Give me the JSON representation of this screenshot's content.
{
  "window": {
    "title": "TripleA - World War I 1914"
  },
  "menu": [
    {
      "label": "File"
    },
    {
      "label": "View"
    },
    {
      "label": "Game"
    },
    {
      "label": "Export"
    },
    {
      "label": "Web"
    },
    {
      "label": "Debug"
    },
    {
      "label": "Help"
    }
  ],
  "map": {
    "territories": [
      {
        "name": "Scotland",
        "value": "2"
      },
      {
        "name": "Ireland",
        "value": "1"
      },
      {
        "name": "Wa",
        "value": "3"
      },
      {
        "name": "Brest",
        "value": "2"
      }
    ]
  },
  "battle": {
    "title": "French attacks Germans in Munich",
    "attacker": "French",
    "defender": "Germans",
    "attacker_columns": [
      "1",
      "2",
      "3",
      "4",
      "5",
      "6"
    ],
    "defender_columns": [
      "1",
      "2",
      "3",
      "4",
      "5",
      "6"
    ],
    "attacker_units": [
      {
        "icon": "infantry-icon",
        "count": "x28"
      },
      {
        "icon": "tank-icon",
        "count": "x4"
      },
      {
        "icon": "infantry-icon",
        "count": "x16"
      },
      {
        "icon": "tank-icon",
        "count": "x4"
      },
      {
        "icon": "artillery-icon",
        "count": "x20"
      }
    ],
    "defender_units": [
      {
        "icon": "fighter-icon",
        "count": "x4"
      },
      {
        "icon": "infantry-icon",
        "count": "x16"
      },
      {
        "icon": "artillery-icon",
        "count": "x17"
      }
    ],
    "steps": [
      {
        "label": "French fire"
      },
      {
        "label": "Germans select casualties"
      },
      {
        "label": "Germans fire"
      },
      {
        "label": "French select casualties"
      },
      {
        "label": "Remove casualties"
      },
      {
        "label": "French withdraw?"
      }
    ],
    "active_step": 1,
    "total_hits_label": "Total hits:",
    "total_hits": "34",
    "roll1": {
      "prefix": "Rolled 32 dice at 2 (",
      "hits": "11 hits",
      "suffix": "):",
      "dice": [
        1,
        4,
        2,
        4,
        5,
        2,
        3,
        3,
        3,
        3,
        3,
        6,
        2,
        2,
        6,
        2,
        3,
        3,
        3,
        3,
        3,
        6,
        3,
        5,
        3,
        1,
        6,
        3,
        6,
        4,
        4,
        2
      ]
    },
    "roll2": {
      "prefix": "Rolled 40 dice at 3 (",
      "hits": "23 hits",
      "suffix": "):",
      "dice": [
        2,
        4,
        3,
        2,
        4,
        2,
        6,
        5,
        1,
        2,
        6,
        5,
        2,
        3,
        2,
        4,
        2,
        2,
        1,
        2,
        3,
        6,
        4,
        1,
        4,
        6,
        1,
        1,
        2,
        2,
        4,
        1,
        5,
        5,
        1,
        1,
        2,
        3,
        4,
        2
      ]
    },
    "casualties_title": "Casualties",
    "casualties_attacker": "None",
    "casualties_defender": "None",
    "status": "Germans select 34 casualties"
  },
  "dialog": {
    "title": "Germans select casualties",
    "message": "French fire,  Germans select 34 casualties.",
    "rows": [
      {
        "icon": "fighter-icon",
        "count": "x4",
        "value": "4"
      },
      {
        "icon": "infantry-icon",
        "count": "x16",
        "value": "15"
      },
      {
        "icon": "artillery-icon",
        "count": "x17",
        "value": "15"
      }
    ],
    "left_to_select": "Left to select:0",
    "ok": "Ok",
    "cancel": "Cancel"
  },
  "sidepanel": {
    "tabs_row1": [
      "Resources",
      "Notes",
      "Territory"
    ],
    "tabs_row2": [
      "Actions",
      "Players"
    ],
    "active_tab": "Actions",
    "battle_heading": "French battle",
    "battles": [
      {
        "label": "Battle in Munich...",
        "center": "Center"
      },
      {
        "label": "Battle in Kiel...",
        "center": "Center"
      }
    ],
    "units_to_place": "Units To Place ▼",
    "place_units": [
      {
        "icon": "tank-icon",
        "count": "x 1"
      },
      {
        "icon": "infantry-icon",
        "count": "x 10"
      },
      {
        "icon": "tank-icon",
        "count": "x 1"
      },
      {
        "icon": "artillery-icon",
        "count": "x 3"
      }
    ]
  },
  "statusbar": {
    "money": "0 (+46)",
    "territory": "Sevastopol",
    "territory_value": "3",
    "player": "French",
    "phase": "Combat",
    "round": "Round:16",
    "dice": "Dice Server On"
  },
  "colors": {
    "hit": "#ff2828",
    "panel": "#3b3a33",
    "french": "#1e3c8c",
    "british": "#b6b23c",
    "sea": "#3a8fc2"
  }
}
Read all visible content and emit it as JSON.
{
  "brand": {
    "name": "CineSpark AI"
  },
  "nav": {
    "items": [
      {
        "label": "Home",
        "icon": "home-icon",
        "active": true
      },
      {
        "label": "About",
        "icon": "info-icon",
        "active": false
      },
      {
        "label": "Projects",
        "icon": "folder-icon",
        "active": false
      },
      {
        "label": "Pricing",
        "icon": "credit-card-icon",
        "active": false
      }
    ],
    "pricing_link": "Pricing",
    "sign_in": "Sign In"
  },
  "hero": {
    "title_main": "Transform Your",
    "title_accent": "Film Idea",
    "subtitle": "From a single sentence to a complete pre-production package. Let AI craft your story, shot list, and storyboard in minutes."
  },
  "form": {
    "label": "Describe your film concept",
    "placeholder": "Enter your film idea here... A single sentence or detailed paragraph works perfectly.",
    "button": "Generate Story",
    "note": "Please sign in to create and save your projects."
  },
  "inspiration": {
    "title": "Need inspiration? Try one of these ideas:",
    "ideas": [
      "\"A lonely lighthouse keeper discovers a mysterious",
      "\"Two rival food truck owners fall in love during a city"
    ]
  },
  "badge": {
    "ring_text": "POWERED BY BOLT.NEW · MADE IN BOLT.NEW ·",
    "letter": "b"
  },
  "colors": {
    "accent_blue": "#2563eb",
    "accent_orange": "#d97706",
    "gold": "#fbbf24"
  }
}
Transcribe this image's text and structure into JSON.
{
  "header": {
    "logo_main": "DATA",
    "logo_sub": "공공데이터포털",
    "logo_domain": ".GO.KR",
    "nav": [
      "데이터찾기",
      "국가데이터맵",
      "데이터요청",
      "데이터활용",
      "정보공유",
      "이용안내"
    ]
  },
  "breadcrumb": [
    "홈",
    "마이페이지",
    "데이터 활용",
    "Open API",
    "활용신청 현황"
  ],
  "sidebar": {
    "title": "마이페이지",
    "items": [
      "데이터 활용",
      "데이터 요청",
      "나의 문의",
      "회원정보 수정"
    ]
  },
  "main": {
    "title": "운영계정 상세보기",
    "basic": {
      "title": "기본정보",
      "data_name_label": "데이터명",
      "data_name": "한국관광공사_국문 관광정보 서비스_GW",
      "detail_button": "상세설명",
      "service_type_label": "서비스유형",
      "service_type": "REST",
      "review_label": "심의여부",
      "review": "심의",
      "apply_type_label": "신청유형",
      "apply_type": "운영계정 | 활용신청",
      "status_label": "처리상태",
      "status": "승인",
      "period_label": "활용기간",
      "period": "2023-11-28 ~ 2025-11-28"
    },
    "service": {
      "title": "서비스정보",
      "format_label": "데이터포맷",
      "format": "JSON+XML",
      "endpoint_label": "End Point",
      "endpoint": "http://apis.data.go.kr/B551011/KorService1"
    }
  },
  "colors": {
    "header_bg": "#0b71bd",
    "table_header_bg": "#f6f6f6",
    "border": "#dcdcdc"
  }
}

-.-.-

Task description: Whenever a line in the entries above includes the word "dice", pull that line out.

Response:
      "prefix": "Rolled 32 dice at 2 (",
      "dice": [
      "prefix": "Rolled 40 dice at 3 (",
      "dice": [
    "dice": "Dice Server On"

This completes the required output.